ASSIGNED TASK: What lines in the following entries hold the word "this"? Copy each one.
Segment Start: SUPPLIED RECORDS
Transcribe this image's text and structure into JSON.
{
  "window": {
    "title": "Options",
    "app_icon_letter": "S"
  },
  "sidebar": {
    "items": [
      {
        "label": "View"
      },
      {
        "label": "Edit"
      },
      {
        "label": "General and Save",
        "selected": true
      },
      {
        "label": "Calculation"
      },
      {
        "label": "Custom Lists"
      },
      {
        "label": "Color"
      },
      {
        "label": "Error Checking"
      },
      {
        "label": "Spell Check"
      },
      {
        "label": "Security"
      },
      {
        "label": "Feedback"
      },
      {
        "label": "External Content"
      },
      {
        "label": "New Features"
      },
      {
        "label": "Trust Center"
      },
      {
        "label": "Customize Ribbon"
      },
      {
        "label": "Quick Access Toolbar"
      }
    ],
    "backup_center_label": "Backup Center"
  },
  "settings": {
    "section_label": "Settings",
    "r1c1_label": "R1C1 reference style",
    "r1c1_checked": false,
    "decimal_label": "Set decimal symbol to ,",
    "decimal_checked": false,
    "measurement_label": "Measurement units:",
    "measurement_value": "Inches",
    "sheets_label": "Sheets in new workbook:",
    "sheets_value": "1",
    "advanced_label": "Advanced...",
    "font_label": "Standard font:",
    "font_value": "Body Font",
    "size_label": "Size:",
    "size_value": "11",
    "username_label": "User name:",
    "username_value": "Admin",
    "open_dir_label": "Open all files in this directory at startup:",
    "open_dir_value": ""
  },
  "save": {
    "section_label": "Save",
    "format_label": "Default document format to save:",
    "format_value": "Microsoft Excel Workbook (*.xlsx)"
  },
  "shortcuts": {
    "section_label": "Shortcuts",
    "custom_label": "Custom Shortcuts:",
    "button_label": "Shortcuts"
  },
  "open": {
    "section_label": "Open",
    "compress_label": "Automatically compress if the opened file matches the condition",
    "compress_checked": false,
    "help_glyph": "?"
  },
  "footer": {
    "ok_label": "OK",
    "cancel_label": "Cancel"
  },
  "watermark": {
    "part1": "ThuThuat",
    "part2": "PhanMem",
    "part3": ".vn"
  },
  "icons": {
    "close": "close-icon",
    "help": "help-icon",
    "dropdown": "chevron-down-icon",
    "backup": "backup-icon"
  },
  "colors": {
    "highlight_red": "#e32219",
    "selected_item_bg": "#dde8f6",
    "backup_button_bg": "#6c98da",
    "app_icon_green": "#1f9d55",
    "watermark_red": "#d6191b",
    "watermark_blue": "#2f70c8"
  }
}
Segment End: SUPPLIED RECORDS
SOLUTION TO THE EXERCISE:
Transcribe this image's text and structure into JSON.
    "open_dir_label": "Open all files in this directory at startup:",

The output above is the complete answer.